A dry-weather peril

The nature of the Australian environment - long periods of dry, hot weather and volatile natural vegetation - makes many parts of the country particularly vulnerable to this scourge. Southeastern Australia has the reputation of being one of the three most fire-prone areas in the world, along with southern California and southern France. The Black Friday fires in 1939 in Victoria, Ash Wednesday (1983) in Victoria and South Australia, and the 1967 fires in Tasmania, have each killed in excess of 60 Australians.

They loom as dark shadows in the consciousness of residents of these states on summer days when strong northerlies, extreme heat, and low humidity follow a long dry period. Throughout the 20th Century, many other fires have claimed lives, destroyed people's homes and livelihoods, and reduced thousands of hectares of forest to charcoal and ash.

Very little of the Australian continent is free from fires - scrub-fires may sweep even the arid regions in years when good wet season rains are followed by a long dry spell. In the spring of 1974, 15 percent of the land area of Australia burned after prolific growth during the preceding wet summer dried off and ignited. More generally, fire tends to follow a seasonal cycle: the dry summer months are the danger time for southern Australia, as are the winter months over northern Australia.

Fires and El Niño

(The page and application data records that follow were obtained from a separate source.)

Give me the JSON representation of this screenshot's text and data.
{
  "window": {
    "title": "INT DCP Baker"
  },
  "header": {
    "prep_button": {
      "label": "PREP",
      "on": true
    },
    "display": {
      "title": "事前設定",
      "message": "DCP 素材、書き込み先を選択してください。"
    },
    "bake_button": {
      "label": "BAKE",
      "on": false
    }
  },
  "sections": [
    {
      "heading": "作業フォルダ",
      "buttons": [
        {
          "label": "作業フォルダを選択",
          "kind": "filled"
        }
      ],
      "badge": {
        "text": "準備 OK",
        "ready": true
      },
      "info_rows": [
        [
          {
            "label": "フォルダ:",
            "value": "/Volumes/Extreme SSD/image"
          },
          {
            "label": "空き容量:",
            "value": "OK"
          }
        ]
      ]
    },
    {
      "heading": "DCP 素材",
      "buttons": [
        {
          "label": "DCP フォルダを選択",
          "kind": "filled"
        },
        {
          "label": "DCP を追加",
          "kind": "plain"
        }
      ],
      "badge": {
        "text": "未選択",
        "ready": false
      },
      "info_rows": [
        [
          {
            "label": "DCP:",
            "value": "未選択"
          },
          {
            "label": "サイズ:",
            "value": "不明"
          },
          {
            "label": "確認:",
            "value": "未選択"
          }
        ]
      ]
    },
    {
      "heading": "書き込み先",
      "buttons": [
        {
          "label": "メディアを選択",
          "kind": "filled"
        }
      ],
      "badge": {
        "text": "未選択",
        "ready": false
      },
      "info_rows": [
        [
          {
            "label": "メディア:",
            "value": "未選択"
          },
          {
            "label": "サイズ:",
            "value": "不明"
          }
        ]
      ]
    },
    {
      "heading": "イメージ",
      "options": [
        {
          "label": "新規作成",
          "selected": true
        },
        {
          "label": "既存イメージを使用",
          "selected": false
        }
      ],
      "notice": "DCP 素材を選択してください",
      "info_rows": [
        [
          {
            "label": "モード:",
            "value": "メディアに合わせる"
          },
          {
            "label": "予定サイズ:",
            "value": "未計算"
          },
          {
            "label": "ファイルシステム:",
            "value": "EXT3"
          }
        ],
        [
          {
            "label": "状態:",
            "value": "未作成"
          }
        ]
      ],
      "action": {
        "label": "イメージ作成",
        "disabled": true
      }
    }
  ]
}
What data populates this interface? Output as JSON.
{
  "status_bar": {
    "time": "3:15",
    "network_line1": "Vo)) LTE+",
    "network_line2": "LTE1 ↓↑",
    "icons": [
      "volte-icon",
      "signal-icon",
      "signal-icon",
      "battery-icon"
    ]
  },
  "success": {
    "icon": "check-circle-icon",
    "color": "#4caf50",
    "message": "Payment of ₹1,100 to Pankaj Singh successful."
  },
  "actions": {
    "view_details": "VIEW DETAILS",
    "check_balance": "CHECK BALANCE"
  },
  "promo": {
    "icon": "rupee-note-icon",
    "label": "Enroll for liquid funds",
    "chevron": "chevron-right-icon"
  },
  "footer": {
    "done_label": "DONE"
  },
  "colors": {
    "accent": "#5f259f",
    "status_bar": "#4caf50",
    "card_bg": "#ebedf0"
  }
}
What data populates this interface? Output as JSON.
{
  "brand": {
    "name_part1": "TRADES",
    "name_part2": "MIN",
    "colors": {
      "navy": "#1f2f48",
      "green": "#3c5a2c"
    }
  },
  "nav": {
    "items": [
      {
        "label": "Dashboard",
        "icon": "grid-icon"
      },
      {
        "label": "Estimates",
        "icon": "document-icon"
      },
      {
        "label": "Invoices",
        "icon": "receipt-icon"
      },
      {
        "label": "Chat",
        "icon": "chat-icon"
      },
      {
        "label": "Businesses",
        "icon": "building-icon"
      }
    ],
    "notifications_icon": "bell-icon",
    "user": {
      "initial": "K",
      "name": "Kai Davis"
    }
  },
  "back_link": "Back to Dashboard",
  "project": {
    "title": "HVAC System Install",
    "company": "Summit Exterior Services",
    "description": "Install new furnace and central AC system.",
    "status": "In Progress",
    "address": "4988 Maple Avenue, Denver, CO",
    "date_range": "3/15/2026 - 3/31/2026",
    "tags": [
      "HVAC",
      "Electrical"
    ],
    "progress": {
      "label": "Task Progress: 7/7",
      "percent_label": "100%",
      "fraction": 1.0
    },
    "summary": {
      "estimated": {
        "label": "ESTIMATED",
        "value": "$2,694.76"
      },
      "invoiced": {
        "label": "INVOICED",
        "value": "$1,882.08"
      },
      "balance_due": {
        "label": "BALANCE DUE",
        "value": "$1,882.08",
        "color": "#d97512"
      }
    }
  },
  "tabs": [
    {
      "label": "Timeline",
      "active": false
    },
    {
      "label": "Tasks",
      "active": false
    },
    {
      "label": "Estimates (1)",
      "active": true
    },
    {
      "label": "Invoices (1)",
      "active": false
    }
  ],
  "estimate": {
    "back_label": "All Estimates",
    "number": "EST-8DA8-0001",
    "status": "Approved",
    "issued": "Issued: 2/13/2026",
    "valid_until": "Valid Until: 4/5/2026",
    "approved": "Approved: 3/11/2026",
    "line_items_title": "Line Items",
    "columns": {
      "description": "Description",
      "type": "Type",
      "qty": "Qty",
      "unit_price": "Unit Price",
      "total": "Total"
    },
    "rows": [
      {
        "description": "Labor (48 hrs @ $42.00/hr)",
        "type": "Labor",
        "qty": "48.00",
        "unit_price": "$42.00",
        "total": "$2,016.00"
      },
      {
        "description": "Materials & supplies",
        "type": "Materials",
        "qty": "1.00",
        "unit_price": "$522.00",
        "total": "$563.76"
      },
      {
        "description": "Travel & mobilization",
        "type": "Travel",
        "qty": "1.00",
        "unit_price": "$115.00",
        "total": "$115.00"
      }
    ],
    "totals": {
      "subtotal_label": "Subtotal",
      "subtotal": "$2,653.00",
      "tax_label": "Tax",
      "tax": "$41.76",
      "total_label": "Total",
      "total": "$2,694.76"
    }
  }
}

Since serious fires in Australia usually follow long dry periods, many of the worst fires in eastern Australia accompany El Niño-Southern Oscillation events. For instance, the disastrous Ash Wednesday fires in southeastern Australia followed failure of winter and spring rains during the strong El Niño event of 1982. There is also some evidence that El Niño summers have a higher incidence of extreme temperatures (over 38°C). Over southeastern Australia, weather conditions considered dangerous enough to warrant a fire weather warning, and/or fire ban, overwhelmingly occur when the Southern Oscillation Index is negative. But not all the time. Some major fires have occurred in La Niña events: the fires of January 1939 followed a rare La Niña spring drought in southeastern Australia (in a cruel twist of irony, floods at the end of February washed out many of those made homeless by the fires!). And more recently, disastrous bushfires in Victoria's Dandenong Ranges in January 1997 accompanied a weak La Niña event.